Dee is only a full year into the profession, but has risen in Stonepoint and is set to take over the agency when his predecessor retires. Since his start, Dee has taken the smaller firm and refined it in order to scale and grow. “We are opening a new office in Austin,” Dee tells me with jovial enthusiasm. Dee has been working on re-branding Stonepoint and creating a new website on top of other changes. He loves his job and his agency because, he says humorously “everything I didn’t like, I changed.”
The act of creating and crafting something is nothing new to Dee — he started early on in his life with helping his grandfather build houses. Following many other experiences and careers, Real Estate felt like the next step after several friends who were also in the industry sparked his interest. It was the “right time for me,” Dee says. “I put everything I have into it!” Over the phone, you definitely get the impression that Dee does truthfully put all he has into his career; he’s one of those people that is not afraid to roll his sleeves up and work at something.
Dee, like many agents, experiences struggle. He finds leads to be one of the most challenging aspects of the industry. “Grabbing ahold of them and closing” is a bit of an obstacle he tells me. Referrals, too, are something that can be a time-consuming and fruitless process. Like many agents that find the REALLY app, Dee found it online and downloaded it with the thought that Stonepoint is “always accepting referrals.” Quickly, Dee was able to see the utility of the app. “It’s brilliant,” says Dee, “like the Facebook for agents.” He seems as excited as we are for our future. He sees REALLY growing and taking off and he wants to be a part of that experience, as well.

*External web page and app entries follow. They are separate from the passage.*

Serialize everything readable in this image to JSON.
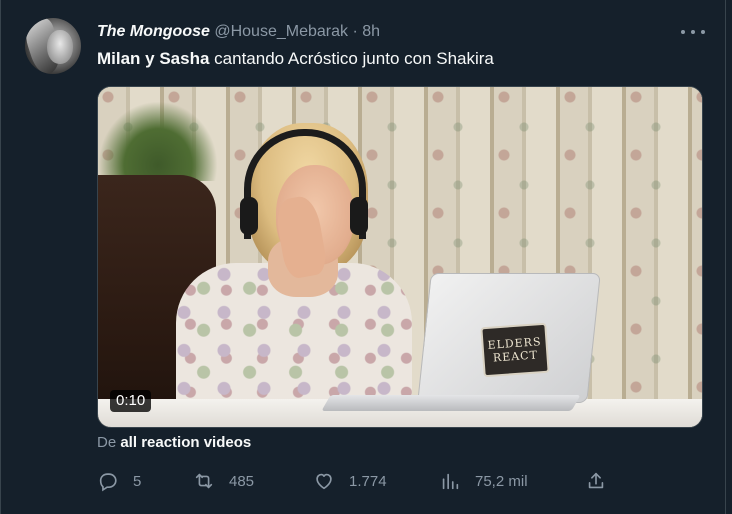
{
  "author": {
    "display_name": "The Mongoose",
    "handle": "@House_Mebarak",
    "separator": "·",
    "time": "8h"
  },
  "tweet": {
    "text_bold": "Milan y Sasha",
    "text_rest": " cantando Acróstico junto con Shakira"
  },
  "media": {
    "duration": "0:10",
    "sticker_line1": "ELDERS",
    "sticker_line2": "REACT"
  },
  "source": {
    "prefix": "De ",
    "name": "all reaction videos"
  },
  "actions": {
    "replies": "5",
    "retweets": "485",
    "likes": "1.774",
    "views": "75,2 mil"
  },
  "icons": {
    "more": "more-horizontal-icon",
    "reply": "reply-icon",
    "retweet": "retweet-icon",
    "like": "heart-icon",
    "views": "views-icon",
    "share": "share-icon"
  },
  "colors": {
    "background": "#15202b",
    "text_primary": "#f7f9f9",
    "text_secondary": "#8b98a5",
    "border": "#38444d"
  }
}
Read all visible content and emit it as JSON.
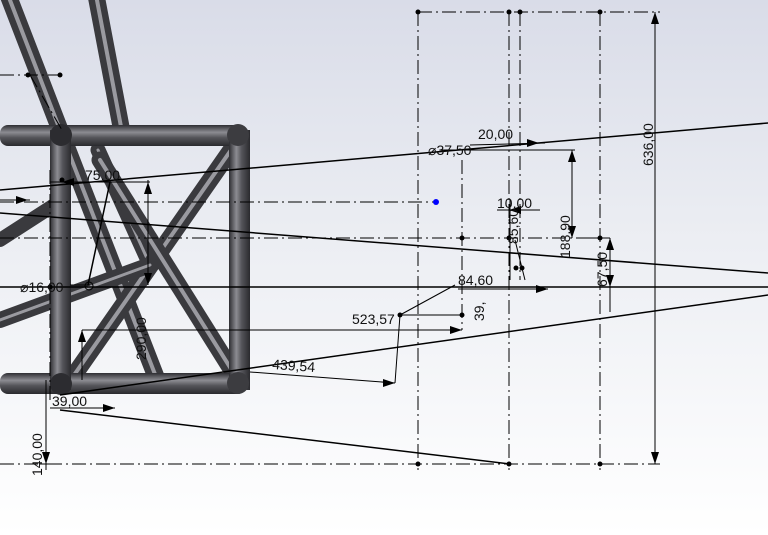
{
  "dimensions": {
    "d_37_50": "37,50",
    "d_20_00": "20,00",
    "d_75_00": "75,00",
    "d_10_00": "10,00",
    "d_188_90": "188,90",
    "d_636_00": "636,00",
    "d_85_60": "85,60",
    "d_67_50": "67,50",
    "d_84_60": "84,60",
    "d_16_00": "16,00",
    "d_39_a": "39,",
    "d_523_57": "523,57",
    "d_290_00": "290,00",
    "d_439_54": "439,54",
    "d_39_00": "39,00",
    "d_140_00": "140,00"
  },
  "symbols": {
    "diameter": "⌀"
  },
  "colors": {
    "background_top": "#d9dce8",
    "background_bottom": "#ffffff",
    "tube_fill": "#4a4a4e",
    "tube_highlight": "#9a9aa0",
    "sketch_line": "#000000",
    "selected_point": "#0000ff"
  }
}
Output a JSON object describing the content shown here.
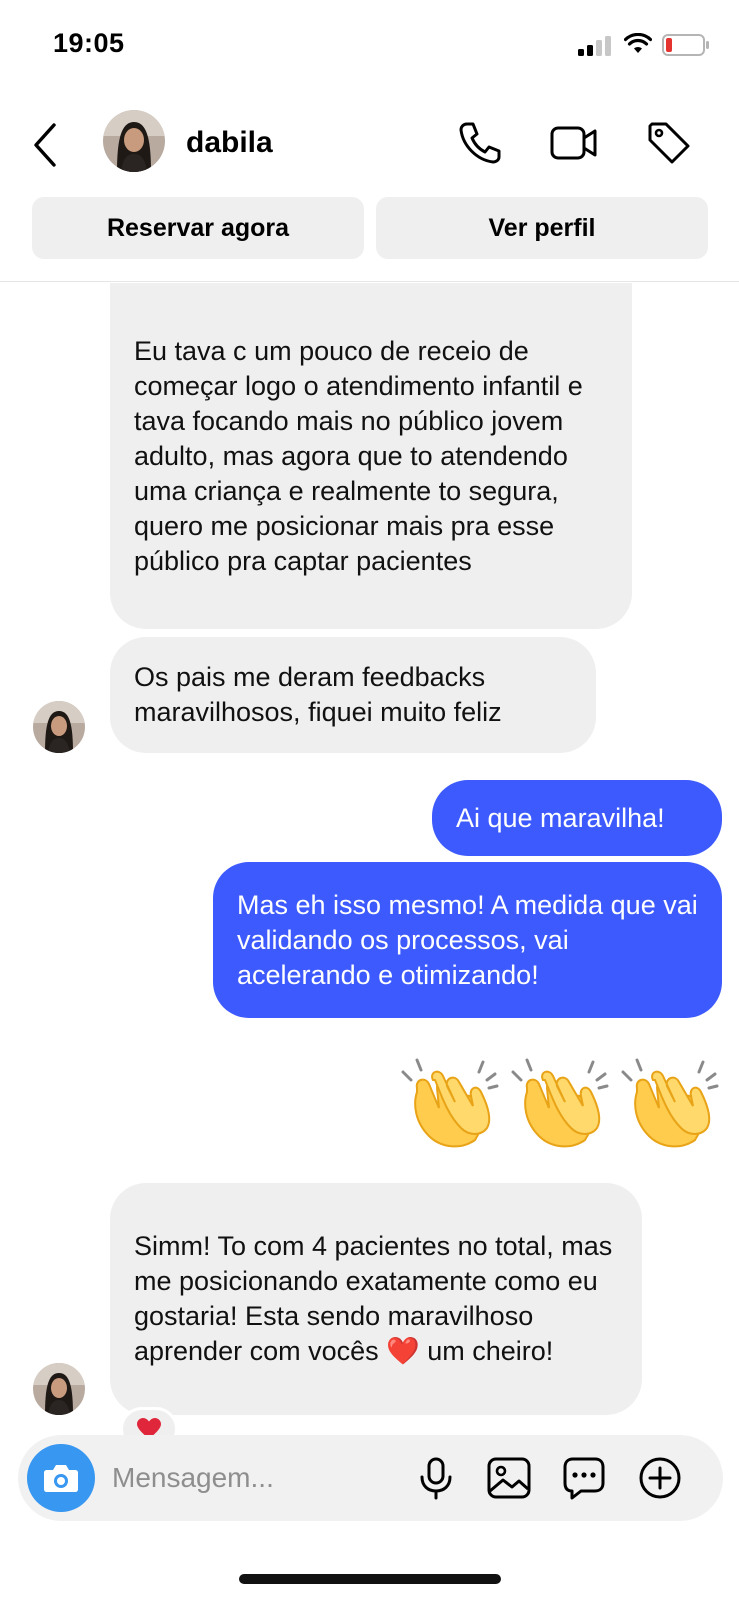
{
  "status_bar": {
    "time": "19:05"
  },
  "header": {
    "contact_name": "dabila"
  },
  "actions": {
    "book_label": "Reservar agora",
    "profile_label": "Ver perfil"
  },
  "messages": [
    {
      "direction": "in",
      "text": "Eu tava c um pouco de receio de começar logo o atendimento infantil e tava focando mais no público jovem adulto, mas agora que to atendendo uma criança e realmente to segura, quero me posicionar mais pra esse público pra captar pacientes"
    },
    {
      "direction": "in",
      "text": "Os pais me deram feedbacks maravilhosos, fiquei muito feliz"
    },
    {
      "direction": "out",
      "text": "Ai que maravilha!"
    },
    {
      "direction": "out",
      "text": "Mas eh isso mesmo! A medida que vai validando os processos, vai acelerando e otimizando!"
    },
    {
      "direction": "out",
      "text": "👏👏👏"
    },
    {
      "direction": "in",
      "text": "Simm! To com 4 pacientes no total, mas me posicionando exatamente como eu gostaria! Esta sendo maravilhoso aprender com vocês ❤️ um cheiro!"
    }
  ],
  "composer": {
    "placeholder": "Mensagem..."
  },
  "colors": {
    "outgoing_bubble": "#3d5afe",
    "incoming_bubble": "#efefef",
    "camera_button": "#3897f0"
  }
}
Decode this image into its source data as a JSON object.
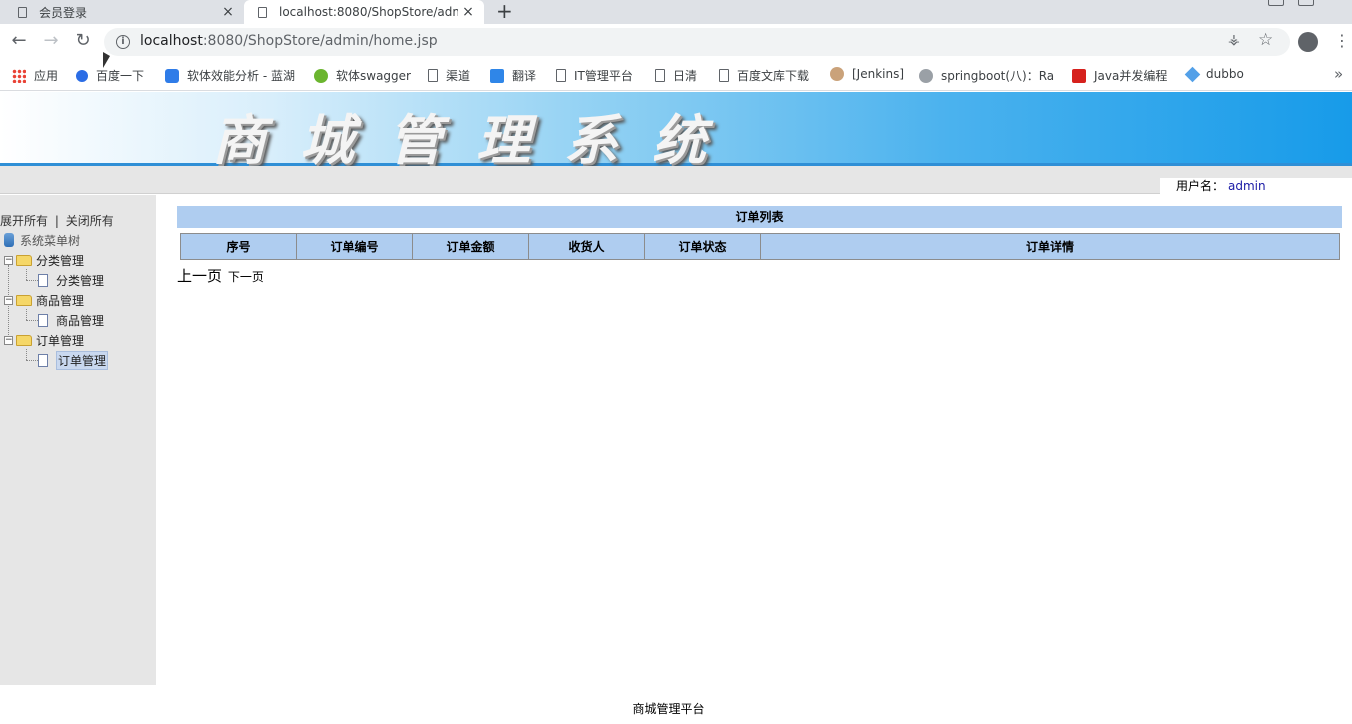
{
  "browser": {
    "tabs": [
      {
        "title": "会员登录",
        "close": "×"
      },
      {
        "title": "localhost:8080/ShopStore/adm",
        "close": "×"
      }
    ],
    "new_tab": "+",
    "url_host": "localhost",
    "url_rest": ":8080/ShopStore/admin/home.jsp",
    "bookmarks": [
      {
        "label": "应用",
        "icon": "apps-icon"
      },
      {
        "label": "百度一下",
        "icon": "baidu-paw-icon"
      },
      {
        "label": "软体效能分析 - 蓝湖",
        "icon": "lanhu-icon"
      },
      {
        "label": "软体swagger",
        "icon": "swagger-icon"
      },
      {
        "label": "渠道",
        "icon": "page-icon"
      },
      {
        "label": "翻译",
        "icon": "translate-icon"
      },
      {
        "label": "IT管理平台",
        "icon": "page-icon"
      },
      {
        "label": "日清",
        "icon": "page-icon"
      },
      {
        "label": "百度文库下载",
        "icon": "page-icon"
      },
      {
        "label": "[Jenkins]",
        "icon": "jenkins-icon"
      },
      {
        "label": "springboot(八)：Ra",
        "icon": "springboot-icon"
      },
      {
        "label": "Java并发编程",
        "icon": "csdn-icon"
      },
      {
        "label": "dubbo",
        "icon": "dubbo-icon"
      }
    ],
    "bookmarks_more": "»"
  },
  "header": {
    "title": "商城管理系统",
    "user_label": "用户名：",
    "user_name": "admin"
  },
  "sidebar": {
    "expand_all": "展开所有",
    "separator": "|",
    "collapse_all": "关闭所有",
    "root": "系统菜单树",
    "groups": [
      {
        "label": "分类管理",
        "child": "分类管理"
      },
      {
        "label": "商品管理",
        "child": "商品管理"
      },
      {
        "label": "订单管理",
        "child": "订单管理"
      }
    ]
  },
  "main": {
    "list_title": "订单列表",
    "columns": [
      "序号",
      "订单编号",
      "订单金额",
      "收货人",
      "订单状态",
      "订单详情"
    ],
    "prev_page": "上一页",
    "next_page": "下一页"
  },
  "footer": {
    "text": "商城管理平台"
  }
}
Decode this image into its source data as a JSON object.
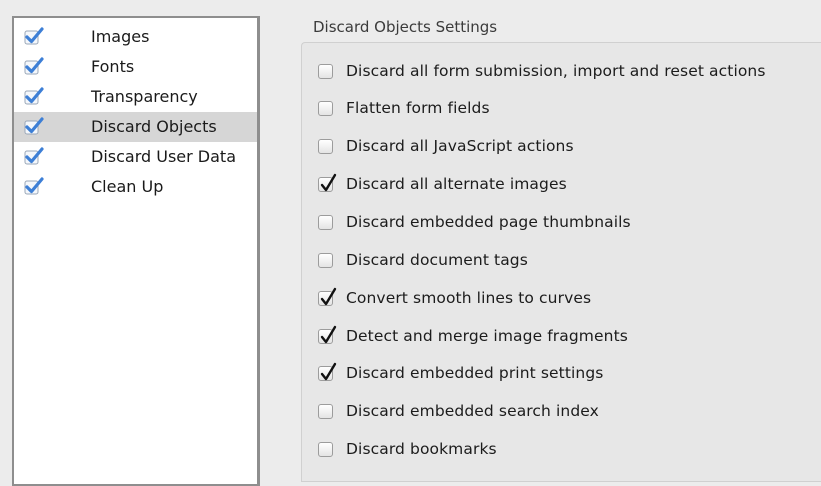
{
  "sidebar": {
    "items": [
      {
        "label": "Images",
        "checked": true,
        "selected": false
      },
      {
        "label": "Fonts",
        "checked": true,
        "selected": false
      },
      {
        "label": "Transparency",
        "checked": true,
        "selected": false
      },
      {
        "label": "Discard Objects",
        "checked": true,
        "selected": true
      },
      {
        "label": "Discard User Data",
        "checked": true,
        "selected": false
      },
      {
        "label": "Clean Up",
        "checked": true,
        "selected": false
      }
    ]
  },
  "settings": {
    "title": "Discard Objects Settings",
    "options": [
      {
        "label": "Discard all form submission, import and reset actions",
        "checked": false
      },
      {
        "label": "Flatten form fields",
        "checked": false
      },
      {
        "label": "Discard all JavaScript actions",
        "checked": false
      },
      {
        "label": "Discard all alternate images",
        "checked": true
      },
      {
        "label": "Discard embedded page thumbnails",
        "checked": false
      },
      {
        "label": "Discard document tags",
        "checked": false
      },
      {
        "label": "Convert smooth lines to curves",
        "checked": true
      },
      {
        "label": "Detect and merge image fragments",
        "checked": true
      },
      {
        "label": "Discard embedded print settings",
        "checked": true
      },
      {
        "label": "Discard embedded search index",
        "checked": false
      },
      {
        "label": "Discard bookmarks",
        "checked": false
      }
    ]
  },
  "icons": {
    "sidebar_check": "blue-checkmark-icon",
    "option_check": "checkmark-icon"
  },
  "colors": {
    "sidebar_check_blue": "#3d7fd6",
    "selected_row": "#d6d6d6"
  }
}
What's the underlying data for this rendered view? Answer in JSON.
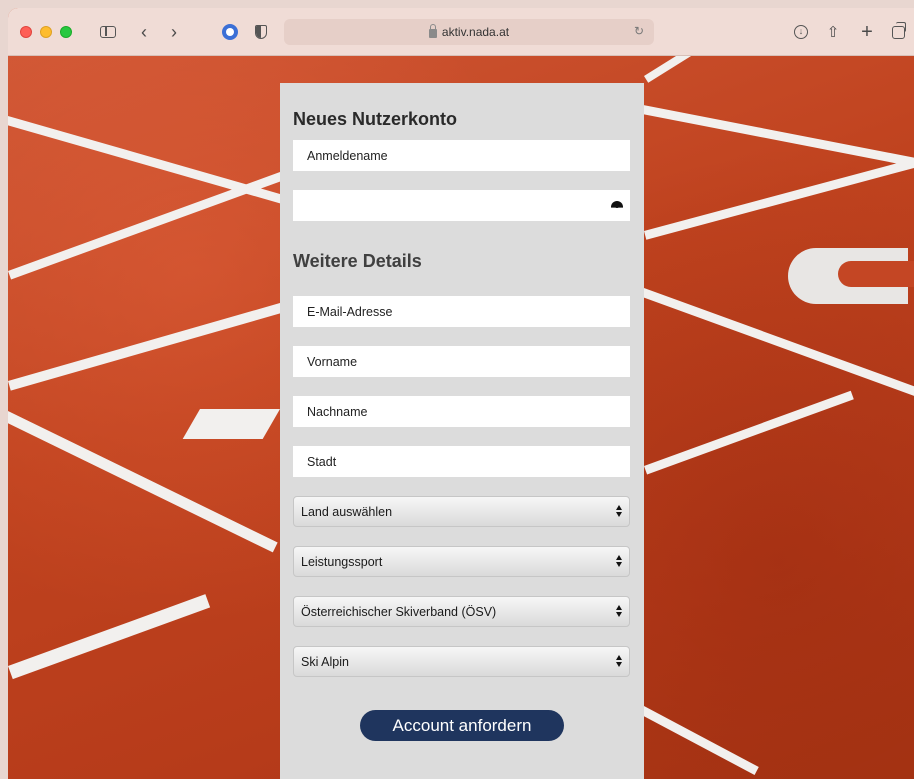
{
  "browser": {
    "url": "aktiv.nada.at",
    "icons": [
      "sidebar-icon",
      "back-icon",
      "forward-icon",
      "password-manager-icon",
      "privacy-shield-icon",
      "lock-icon",
      "reload-icon",
      "download-icon",
      "share-icon",
      "new-tab-icon",
      "tab-overview-icon"
    ],
    "glyphs": {
      "back": "‹",
      "forward": "›",
      "reload": "↻",
      "download": "↓",
      "share": "⇧",
      "plus": "+"
    }
  },
  "form": {
    "title": "Neues Nutzerkonto",
    "username_placeholder": "Anmeldename",
    "password_value": "",
    "details_title": "Weitere Details",
    "email_placeholder": "E-Mail-Adresse",
    "firstname_placeholder": "Vorname",
    "lastname_placeholder": "Nachname",
    "city_placeholder": "Stadt",
    "country_select": "Land auswählen",
    "sport_type_select": "Leistungssport",
    "federation_select": "Österreichischer Skiverband (ÖSV)",
    "discipline_select": "Ski Alpin",
    "submit_label": "Account anfordern"
  },
  "colors": {
    "track": "#c84a26",
    "card": "#dcdcdc",
    "button": "#1f355e"
  }
}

Having a conversation with Dee is light and easy; he is incredibly present despite having so much going on. I can’t help but think of the irony that his small firm is trying to expand in San Antonio despite having larger forces out there as competition; it harkens back slightly in spirit to those early Texians fighting for something that they truly believed in. When I ask Dee about his personal philosophy he tells me that integrity is his number one. He believes in “doing the right thing when no one is looking.” The automatic response lets me know that he’s thought of this idea a lot; it lets me know that with integrity is how he truly lives. Before we get off the phone, I ask Dee what else he has going on for the day. He has several things scheduled, including interviews and calls, and lastly, he tells me that he is going home to make dinner. We both laugh at his candid response and say our goodbyes. I hang up from our phone call and can’t help but feel just a bit happier having spoken to him even though we’ve never formally met. Dee’s authenticity gives me the sense that his career as an Agent, although just beginning, is one he will flourish in and stay with for a very long time.